Some solutions to contaminated beaches have been to better monitor sewage systems, conserve wetlands — since they help filter runoff after rainfall, and run run-off through vegetation rather than let it just drain off concrete.
Health officials say it is advisable to delay swimming at a beach after big storms when bacteria levels will be at their highest. However, if you do want to swim, you should be aware of the health risks. The healthy swimmer is the one who is least likely to encounter problems while swimming in waters during an advisory. But people with health concerns, weakened immune systems or open wounds would do well to avoid contaminated water. Also, the elderly, pregnant women and the very young are at an increased risk.
You can lessen the risk by not putting your head under the water so that the bacteria can come in contact with your eyes, nose or mouth. You don’t want to accidentally ingest the water.
Also, if you do have a wound, clean it immediately after swimming.
Showering immediately after recreation is advised for all swimmers.
Bacteria can cause infections, rashes, and occasionally, diseases. However, most of the time, if you happen to get sick, the effects of the bacteria are minor and require little or minimal treatment. Problems can be rectified by antibiotics from your doctor.
The most common sickness caused by beach bacteria is gastroenteritis — the stomach flu. It can cause nausea, vomiting, stomach ache, fever, diarrhea or headache. Also, ear, nose, and throat infections can occur after one’s head is submerged.
As far as the statistics go on local beaches, last year, Lake Charles’ North Beach was under advisory for 44 percent of the season, Lake Charles’ South Beach for 52 percent, Lefleur Beach for 46 percent and Rutherford for 54 percent. The highest percentage in the area was at Holly Beach, with one test site being under advisory for 77 percent of the season.
These figures show that sewage run-off into local waterways is very common. The recent heavy rains in the Lake Charles area have caused advisories to go up on the Lake Charles North and South Beaches. These were still up as late as the week of May 21.
Even Galveston, a city built on beach tourism, struggles with high bacteria levels after heavy rains.
Another question is: if the water is contaminated with high levels of bacteria, is it safe to eat the seafood that comes out of it? The answer is yes. If you thoroughly wash and cook the seafood, there is no health risk. That being said, eating raw oysters harvested during an advisory is a different story, since there is no cooking that will kill the bacteria.

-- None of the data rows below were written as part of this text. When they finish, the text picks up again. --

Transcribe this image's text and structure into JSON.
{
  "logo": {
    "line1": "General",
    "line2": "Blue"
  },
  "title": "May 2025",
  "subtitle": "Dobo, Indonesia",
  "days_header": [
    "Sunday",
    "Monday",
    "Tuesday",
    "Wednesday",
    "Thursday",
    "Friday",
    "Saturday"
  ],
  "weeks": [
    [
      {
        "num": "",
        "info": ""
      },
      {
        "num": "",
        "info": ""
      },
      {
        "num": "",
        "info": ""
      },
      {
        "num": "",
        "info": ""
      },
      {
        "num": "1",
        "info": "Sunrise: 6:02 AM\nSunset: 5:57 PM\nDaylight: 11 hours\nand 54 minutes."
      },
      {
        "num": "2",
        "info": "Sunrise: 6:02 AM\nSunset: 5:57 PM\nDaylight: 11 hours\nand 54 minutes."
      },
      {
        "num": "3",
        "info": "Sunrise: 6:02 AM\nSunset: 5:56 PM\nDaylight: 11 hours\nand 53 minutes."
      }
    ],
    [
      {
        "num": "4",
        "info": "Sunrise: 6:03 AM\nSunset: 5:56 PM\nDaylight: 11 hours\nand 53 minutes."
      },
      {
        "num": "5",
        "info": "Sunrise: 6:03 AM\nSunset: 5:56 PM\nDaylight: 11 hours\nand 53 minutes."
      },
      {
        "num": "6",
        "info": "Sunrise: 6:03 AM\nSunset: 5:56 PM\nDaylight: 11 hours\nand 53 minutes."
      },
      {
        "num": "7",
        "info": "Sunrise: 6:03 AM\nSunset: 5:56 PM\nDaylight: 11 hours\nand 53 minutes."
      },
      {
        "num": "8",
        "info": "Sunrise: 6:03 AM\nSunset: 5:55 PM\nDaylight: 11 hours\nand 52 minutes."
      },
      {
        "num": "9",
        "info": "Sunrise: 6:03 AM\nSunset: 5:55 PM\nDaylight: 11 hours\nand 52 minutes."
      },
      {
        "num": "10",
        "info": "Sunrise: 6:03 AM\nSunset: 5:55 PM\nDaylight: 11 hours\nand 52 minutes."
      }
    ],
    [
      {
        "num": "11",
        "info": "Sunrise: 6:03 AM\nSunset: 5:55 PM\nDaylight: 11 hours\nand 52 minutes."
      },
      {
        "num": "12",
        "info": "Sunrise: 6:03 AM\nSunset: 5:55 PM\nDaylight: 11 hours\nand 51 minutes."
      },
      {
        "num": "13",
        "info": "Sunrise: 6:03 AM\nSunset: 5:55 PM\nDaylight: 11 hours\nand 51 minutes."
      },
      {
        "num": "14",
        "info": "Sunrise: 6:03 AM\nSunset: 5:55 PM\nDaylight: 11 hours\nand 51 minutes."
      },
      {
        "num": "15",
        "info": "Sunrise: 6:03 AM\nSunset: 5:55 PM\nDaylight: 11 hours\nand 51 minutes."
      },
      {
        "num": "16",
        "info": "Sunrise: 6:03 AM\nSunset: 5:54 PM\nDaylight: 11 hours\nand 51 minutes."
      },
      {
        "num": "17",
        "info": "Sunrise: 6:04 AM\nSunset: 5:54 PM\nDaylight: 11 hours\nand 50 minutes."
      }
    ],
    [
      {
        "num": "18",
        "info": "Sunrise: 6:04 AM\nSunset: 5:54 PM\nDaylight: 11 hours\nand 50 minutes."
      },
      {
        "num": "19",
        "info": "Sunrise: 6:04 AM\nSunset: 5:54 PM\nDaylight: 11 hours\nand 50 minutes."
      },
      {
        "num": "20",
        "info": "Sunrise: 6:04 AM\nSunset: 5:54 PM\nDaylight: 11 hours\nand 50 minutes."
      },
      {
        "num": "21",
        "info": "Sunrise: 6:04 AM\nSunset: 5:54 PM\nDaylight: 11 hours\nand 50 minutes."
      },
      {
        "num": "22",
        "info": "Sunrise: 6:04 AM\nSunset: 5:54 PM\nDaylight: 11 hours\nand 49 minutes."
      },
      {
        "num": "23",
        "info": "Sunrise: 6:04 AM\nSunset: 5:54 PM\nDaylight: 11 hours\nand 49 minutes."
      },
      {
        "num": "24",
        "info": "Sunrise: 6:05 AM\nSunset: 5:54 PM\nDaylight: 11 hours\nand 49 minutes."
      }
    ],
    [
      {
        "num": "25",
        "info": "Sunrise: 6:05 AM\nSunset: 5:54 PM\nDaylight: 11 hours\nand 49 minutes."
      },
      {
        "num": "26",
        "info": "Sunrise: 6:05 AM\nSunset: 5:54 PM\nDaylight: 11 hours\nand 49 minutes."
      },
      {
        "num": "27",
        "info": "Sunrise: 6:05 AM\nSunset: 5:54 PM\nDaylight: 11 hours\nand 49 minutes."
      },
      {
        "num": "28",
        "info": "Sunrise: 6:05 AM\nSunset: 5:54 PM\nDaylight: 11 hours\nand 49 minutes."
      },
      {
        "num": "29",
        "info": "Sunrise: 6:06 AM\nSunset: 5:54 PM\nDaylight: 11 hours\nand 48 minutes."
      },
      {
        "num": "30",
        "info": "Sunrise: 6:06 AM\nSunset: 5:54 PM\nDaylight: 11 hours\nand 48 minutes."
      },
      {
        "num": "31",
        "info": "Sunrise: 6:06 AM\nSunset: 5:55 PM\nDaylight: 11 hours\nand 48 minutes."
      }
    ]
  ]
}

The Louisiana Dept. of Health makes weekly posts on the status of local beaches. You can find these at new.dhh.louisiana.gov/index.cfm/page/288.
Does all of this mean you need to change your summer plans? Not necessarily. Each individual has to access the risks they are willing to take. While it is not advisable for people with pre-existing conditions to enter contaminated water, healthy individuals usually will not get sick. The possibility of sickness is obviously there. But if you take precautions, the likelihood of illness is low.
However, that doesn’t negate the fact that there’s some nasty stuff in the water. If you can get over the idea of there being some sewage run-off in the water, then have as much fun as you can. Even if you happen to get sick, it shouldn’t be serious.
Ultimately, you should be aware of the beach conditions, make decisions accordingly, take precautions and enjoy your day at the beach without fear.